Italian author, Elena Ferrante, sheds a truthfully shocking light on the collapse of Olga, an abandoned wife, in her novel ‘The Days of Abandonment’.
Her potent take on how the roles of the woman, wife and mother interact are captivating; man leaves wife for a younger, prettier model and, naturally, wife collapses into an ‘absence of sense’. She deteriorates and is crazed. Man makes woman, enabling the role of wife and mother, and then man destroys woman, as Olga is gradually stripped of her identity. She becomes ‘an obsolete wife, a cast-off body, [whose] illness is only female life that outlived its usefulness’.
Olga confronts the newfound hardship of everyday life, the city she lives in, the claustrophobia of her empty home with disturbing and enveloping candour. Olga’s frenzied, blunt narrative is intense and gripping, bringing the reader down into the depths of instability and solitude with her.
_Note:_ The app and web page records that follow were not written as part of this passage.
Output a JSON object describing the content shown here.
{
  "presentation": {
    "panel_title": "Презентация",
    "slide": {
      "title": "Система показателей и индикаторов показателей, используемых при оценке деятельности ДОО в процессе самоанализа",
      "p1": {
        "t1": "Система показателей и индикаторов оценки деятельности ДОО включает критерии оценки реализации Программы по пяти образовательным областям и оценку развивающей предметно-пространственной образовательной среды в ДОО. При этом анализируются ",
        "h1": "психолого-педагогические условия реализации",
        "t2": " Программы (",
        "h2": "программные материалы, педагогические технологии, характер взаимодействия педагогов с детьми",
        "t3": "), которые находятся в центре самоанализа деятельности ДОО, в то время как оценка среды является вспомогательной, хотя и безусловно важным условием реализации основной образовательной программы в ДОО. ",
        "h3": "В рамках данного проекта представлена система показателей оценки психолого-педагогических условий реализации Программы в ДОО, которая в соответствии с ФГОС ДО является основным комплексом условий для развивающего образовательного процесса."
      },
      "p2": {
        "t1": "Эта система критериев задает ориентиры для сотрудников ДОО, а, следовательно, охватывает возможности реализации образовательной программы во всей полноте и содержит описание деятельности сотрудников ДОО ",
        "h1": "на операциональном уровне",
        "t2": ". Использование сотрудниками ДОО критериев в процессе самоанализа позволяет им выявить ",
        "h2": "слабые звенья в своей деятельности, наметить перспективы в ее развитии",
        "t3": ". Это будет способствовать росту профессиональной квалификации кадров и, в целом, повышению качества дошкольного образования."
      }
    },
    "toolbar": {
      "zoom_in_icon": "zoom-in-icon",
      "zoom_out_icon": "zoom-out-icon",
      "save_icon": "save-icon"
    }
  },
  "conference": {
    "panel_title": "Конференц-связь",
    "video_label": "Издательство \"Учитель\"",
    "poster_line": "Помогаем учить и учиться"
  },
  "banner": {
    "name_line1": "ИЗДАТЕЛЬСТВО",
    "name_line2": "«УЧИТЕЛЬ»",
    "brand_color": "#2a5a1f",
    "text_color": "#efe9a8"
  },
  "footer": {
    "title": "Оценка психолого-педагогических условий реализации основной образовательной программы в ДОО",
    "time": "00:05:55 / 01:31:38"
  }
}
Totally unsentimental, occasionally radical, we are shown a window into the emotional struggle and erotic confusions of a woman’s mind in a way that somehow makes the vulgar, beautiful.
Perhaps the next step is to see if Roberto Faenza’s 2005 film adaptation is equally as striking.
by Isabelle Pitman, Razz Film and Literature Corespondent